And most importantly, there is the citizen's committee that coordinates these activities. This is the participatory part of the restoration process. So there are three parts: The government, the experts and the citizens. The collaboration between the three groups is very important for this kind of restoration project.
We will now examine the opposition against the restoration process. This is the picture showing the merchants of the Cheonggyecheon area demonstrating against the restoration. They were concerned that the restoration will have negative influence on their business. They were also concerned about the reduction in the transportation flow from the removal of roads. So a governance system with a strong leadership is needed to make an agreement among such parties. This is an example, a case of Gwangtonggyo.
Gwangtonggyo was the biggest bridge over Cheonggyecheon stream and the biggest and the widest bridge in the downtown area. The historic preservation group wanted to restore the bridge in its original location. The picture on the left shows Gwangtonggyo's original location underneath the intersection.
Although it used to be the biggest bridge in the Joseon Dynasty, in today's standards it is a very small bridge difficult to support today's traffic flow. But the historic preservation groups wanted to restore Gwangtonggyo in its original location. But there were some pros and cons. If we were to restore the Gwangtonggyo in its original location, there would be problems of transport flow and in terms of historic preservation if Gwangtonggyo is exposed to sunlight and to the vibrations from cars in transport, it could be harmed.
So the alternative suggestion was to move its location to the middle of the intersections as in the picture on the right. Some revisions were made in the process and the bridge was made to be used by pedestrians only. One of the pros was that by doing this we could preserve Gwangtonggyo better. And if we have better technology later on, we can restore the bridge back to its original location, but until then we need to preserve it this way.

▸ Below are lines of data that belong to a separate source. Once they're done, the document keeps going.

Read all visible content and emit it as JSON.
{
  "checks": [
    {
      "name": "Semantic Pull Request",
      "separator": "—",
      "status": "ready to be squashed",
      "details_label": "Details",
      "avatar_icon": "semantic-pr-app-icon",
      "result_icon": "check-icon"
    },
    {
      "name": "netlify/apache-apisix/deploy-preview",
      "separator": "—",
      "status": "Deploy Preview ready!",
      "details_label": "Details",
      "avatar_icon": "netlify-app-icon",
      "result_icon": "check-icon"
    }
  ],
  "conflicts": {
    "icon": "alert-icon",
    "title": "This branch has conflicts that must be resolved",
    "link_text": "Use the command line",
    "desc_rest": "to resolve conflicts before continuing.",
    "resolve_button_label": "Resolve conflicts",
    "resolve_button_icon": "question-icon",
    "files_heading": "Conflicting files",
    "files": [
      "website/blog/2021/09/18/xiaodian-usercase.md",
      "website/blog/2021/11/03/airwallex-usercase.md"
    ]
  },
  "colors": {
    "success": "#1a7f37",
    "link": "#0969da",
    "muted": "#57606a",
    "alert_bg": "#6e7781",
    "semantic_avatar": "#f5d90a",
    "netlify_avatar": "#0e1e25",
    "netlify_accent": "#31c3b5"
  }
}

One of the biggest concerns is the flood issue. Flood has been the biggest challenge in this area, especially in the context of Korea. The graph on the left shows the rainfall by month. Because Korea has a rainy season which happens between June and September, most the rainfall is in these couple of months.
So the Cheonggyecheon and its neighboring area are always prone to problems of flooding and the picture on the right shows that the heavy rainfall is increasing nowadays partly because of the change in climate. So the flood issue is the biggest concern. Priority of the restoration. As you can see there is flood control, ecological, historical and cultural issues, but we have to prioritize which one should be concerned the most.
In this case, flood control became the top priority. Otherwise the preservation of the area cannot happen. The ecological space is the next priority, while historical and cultural spaces come afterwards in order. The cost and time also became a big challenge. Most of the neighboring merchants and residents wanted this project finished in a short time because they didn't want their lives and business to be interrupted.
This is the comparison between the Cheonggyecheon, High Line, New York and Boston restorations. From the figures you can see that Cheonggyecheon restoration was outstandingly cheaper than other similar projects.